• What needs to be done
The answer must consist of every line in the records that contains the word "data".

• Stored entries
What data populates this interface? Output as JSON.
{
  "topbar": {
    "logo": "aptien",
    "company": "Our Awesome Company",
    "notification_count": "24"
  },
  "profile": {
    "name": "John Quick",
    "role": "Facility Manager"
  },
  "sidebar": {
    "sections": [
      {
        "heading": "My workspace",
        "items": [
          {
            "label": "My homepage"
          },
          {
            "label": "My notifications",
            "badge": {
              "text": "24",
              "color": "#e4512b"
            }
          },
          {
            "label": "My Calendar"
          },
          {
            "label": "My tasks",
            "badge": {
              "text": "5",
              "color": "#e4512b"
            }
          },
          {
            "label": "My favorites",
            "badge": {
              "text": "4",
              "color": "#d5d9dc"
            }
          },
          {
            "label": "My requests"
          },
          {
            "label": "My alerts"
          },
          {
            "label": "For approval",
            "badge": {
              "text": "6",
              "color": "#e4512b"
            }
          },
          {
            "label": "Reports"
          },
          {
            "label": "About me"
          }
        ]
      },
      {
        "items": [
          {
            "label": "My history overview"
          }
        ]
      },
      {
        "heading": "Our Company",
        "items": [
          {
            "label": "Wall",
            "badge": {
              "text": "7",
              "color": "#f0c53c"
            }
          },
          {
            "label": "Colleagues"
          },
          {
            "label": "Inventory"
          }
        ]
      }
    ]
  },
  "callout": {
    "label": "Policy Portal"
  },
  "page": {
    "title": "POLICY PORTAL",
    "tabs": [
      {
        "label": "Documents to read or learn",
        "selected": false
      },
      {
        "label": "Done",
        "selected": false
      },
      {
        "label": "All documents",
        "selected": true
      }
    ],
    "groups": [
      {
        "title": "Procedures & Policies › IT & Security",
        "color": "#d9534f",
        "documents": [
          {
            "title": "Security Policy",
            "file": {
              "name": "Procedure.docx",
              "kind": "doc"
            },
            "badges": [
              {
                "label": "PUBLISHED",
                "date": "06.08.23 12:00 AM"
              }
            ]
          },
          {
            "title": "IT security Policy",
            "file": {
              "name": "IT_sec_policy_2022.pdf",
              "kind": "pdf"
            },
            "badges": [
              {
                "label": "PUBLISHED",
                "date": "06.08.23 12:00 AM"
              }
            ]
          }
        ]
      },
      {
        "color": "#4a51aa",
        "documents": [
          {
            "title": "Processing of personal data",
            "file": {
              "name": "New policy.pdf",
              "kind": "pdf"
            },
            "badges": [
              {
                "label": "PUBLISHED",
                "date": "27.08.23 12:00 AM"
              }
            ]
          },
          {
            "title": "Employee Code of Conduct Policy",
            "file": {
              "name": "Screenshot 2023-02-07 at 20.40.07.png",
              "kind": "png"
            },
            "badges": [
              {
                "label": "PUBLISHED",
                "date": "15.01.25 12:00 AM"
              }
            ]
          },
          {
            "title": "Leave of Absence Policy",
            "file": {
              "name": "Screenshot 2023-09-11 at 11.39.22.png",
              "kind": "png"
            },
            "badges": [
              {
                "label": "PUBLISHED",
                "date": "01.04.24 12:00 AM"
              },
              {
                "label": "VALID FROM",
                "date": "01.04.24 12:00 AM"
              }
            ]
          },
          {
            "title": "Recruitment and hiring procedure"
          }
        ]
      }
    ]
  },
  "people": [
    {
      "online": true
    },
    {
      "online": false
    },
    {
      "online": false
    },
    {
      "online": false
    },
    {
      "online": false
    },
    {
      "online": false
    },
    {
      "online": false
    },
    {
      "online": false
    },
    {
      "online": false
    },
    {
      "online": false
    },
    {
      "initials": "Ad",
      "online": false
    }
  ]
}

• Task solution
What data populates this interface? Output as JSON.
            "title": "Processing of personal data",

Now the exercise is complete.